Monday, June 8, 2009

Amaranth for dinner!

When I decided to enter into this venture of radically changing my landscape from mostly grass to mostly mulch, with edible plants and ornamental plants, I knew nothing about plants in Florida.  I didn't even know the names of the few shrubs that were existing in my yard, much too close to the house.

So I hired Denise, from Green Harmony, to design the overall landscape and choose the ornamentals.  Denise partnered with Joe, from Abundant Edible Landscapes, for the edible part and the drip irrigation installation.  The whole project took 8 days (just two days longer than the Garden of Eden,  I realize.)

Joe knows all about edible plants one can easily grow in a back yard.  For instance, he planted Okinawa spinach,  which has beautiful dark green leaves with purple undersides, and can be cooked or eaten in salads.  We've enjoyed it since the garden was installed.

Joe planted amaranth seeds.  I pretty much ignored the dirt plot where the seeds were scattered, as I did my daily inspections of some of the more exciting and colorful plants. growing.  Heck, I didn't even know what amaranth was, nor how to cook or eat it.  I went to my font of knowledge, the internet, and it said something about amaranth grains.  I'm thinking "I'm not about to grind up grains and cook them.  

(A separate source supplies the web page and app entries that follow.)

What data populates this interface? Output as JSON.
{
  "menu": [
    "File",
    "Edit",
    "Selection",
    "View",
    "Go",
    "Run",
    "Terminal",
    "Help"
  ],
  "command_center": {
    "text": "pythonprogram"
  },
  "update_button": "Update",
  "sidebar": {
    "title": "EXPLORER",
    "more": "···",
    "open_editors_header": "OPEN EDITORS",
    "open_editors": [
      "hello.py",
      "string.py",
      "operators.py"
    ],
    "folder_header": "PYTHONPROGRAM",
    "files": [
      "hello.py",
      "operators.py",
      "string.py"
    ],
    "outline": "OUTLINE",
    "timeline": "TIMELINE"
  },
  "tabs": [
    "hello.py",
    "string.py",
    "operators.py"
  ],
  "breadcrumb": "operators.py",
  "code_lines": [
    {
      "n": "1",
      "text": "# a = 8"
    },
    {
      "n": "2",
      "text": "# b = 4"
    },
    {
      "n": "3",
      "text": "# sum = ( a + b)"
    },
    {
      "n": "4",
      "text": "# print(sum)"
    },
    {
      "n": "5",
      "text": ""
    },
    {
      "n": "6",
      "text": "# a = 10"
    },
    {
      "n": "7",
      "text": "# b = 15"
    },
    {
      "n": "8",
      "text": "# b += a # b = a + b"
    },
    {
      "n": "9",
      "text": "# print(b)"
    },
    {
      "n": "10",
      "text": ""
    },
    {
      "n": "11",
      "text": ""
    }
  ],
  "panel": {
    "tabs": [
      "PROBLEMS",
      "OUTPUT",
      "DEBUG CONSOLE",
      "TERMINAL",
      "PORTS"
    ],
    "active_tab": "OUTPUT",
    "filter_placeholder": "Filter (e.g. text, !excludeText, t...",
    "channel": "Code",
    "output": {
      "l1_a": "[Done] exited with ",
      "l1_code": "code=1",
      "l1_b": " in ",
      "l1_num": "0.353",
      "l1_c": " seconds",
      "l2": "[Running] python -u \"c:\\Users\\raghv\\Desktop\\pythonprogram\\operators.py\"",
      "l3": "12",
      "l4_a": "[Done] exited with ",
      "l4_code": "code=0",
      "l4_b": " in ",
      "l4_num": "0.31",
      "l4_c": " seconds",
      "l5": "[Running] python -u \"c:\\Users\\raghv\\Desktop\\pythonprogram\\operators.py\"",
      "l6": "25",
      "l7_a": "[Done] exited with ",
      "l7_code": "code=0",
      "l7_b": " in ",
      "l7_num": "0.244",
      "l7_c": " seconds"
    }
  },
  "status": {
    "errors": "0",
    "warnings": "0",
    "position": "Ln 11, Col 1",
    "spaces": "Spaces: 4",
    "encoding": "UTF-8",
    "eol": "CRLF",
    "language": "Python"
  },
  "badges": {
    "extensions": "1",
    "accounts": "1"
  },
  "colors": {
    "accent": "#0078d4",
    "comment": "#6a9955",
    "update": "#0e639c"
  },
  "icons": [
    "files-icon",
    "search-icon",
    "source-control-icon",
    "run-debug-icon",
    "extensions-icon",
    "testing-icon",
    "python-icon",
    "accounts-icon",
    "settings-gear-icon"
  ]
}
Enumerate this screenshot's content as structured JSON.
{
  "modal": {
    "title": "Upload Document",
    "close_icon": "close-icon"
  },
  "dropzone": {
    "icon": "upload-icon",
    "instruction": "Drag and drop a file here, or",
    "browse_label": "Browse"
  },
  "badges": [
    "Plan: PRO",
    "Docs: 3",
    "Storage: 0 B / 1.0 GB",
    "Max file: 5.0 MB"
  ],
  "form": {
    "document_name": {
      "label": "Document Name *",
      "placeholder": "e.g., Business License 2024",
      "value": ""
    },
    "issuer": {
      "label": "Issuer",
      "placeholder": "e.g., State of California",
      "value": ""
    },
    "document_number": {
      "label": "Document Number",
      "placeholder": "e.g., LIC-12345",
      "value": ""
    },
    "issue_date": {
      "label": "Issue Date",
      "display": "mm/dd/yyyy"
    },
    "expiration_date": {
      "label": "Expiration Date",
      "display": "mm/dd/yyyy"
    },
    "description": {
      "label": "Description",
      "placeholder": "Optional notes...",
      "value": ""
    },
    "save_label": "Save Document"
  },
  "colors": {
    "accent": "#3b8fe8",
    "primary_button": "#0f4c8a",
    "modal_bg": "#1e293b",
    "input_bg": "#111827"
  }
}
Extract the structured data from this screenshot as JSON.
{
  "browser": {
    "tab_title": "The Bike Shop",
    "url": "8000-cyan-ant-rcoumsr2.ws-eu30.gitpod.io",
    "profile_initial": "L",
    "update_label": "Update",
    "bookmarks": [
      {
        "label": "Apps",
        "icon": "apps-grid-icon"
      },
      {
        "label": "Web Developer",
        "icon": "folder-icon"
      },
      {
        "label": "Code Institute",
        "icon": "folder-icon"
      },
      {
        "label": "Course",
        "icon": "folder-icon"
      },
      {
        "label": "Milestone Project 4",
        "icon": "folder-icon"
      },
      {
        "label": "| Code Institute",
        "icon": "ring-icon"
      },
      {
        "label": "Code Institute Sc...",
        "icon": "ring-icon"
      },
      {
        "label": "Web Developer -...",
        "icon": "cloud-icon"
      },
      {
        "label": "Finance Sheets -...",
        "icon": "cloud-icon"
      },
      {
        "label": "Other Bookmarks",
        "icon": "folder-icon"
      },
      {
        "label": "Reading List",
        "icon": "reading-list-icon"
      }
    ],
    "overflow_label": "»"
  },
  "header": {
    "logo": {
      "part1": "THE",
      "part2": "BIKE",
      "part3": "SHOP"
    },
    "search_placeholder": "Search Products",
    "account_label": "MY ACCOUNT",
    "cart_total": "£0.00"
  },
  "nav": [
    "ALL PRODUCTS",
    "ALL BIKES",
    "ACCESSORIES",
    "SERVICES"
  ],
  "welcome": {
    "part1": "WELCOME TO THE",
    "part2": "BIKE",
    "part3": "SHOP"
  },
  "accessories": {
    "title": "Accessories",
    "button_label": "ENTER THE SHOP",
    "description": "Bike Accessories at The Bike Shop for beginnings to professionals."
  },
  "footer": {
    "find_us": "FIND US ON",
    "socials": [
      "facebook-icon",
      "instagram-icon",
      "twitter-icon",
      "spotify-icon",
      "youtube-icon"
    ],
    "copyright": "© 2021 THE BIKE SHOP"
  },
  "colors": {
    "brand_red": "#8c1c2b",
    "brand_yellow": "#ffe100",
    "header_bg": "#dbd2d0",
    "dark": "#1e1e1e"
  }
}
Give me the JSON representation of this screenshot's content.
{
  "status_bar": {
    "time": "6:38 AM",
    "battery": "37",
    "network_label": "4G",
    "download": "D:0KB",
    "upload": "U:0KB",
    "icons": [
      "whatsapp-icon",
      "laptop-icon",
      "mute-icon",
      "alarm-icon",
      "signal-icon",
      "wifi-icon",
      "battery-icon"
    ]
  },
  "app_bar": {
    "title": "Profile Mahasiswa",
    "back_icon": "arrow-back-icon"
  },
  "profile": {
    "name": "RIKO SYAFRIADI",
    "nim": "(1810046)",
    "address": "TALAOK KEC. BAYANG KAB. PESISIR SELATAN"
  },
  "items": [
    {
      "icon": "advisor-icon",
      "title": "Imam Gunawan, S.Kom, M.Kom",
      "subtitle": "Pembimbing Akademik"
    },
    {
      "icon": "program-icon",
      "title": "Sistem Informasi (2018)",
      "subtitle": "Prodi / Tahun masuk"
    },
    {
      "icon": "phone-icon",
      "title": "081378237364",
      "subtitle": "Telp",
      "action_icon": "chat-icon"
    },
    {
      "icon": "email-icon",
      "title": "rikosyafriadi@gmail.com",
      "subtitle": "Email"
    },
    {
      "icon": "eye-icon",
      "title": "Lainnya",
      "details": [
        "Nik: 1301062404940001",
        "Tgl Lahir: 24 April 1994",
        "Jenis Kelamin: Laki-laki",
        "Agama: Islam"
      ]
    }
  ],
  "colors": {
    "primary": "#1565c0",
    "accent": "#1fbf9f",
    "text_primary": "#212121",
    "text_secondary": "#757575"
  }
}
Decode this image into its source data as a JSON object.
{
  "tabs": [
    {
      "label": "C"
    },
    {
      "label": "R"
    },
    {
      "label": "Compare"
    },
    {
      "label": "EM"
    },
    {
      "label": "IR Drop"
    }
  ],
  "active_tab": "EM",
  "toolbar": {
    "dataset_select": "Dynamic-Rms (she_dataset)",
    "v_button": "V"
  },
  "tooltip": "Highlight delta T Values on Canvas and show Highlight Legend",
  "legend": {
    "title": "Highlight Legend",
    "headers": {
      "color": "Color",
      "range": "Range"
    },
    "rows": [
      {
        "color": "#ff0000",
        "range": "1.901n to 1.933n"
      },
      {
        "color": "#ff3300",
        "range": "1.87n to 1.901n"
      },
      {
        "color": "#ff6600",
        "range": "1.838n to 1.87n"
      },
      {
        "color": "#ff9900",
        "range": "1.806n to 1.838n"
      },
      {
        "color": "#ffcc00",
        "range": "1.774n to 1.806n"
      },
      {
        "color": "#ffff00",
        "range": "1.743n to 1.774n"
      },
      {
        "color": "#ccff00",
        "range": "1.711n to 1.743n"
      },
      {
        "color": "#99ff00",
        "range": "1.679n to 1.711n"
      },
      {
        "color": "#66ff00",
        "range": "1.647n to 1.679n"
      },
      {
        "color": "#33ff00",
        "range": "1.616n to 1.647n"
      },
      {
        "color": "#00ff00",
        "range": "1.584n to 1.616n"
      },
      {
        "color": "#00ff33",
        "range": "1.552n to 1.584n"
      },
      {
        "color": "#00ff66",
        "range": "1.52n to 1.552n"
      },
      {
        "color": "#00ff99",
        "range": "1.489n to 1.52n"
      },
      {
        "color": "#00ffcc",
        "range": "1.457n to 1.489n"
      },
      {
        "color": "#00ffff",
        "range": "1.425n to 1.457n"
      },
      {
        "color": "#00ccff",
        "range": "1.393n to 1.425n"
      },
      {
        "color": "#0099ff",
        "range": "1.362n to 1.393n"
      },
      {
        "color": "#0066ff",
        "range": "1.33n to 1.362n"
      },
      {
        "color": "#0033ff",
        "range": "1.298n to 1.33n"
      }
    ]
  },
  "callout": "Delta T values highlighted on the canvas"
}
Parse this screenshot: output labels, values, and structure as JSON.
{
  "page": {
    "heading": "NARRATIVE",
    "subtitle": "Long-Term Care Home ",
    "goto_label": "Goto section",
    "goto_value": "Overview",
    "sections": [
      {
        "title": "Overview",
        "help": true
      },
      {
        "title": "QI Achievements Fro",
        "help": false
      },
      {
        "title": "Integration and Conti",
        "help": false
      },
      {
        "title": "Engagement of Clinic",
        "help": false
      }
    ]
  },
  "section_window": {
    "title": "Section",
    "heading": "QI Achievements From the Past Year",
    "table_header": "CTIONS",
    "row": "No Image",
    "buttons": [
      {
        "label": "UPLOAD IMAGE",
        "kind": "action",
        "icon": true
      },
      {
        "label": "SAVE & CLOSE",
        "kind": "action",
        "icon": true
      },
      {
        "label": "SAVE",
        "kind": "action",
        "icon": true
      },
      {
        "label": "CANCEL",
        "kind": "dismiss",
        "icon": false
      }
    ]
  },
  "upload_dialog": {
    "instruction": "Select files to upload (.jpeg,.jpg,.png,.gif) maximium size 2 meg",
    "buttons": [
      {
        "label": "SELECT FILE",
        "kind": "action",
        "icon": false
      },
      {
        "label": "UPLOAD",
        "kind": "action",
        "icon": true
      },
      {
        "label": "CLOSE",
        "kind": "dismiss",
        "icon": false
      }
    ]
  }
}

Well, it seemed like overnight, but in reality, it was 2 months, and lo and behold, AMARANTH - hugh red and green leaves.  Joe said you can eat the leaves, so last night, after consulting my internet mentor, I cooked a bunch of leaves as I would cook spinach.  I added an onion. Delicious!  Not only delicious, but extremely nutritious, with lots of calcium.  Who knew?? (Joe knew.)

The plant is very pretty too, up against my fence. It's easy to grow in Northern Florida, and probably other places. You'll have to do your own research, but I highly recommend it.  And yes, I probably will experiment with the amaranth grain, just for fun.

1 comment:

  1. We tried growing amaranth for greens and grain... bugs LOVED the grain heads and brought havoc to the garden. We didn't plant any this summer, but in the future we'll go for varieties that emphasize the greens and we'll keep cutting back any forming grain heads. Just a suggestion. Good luck!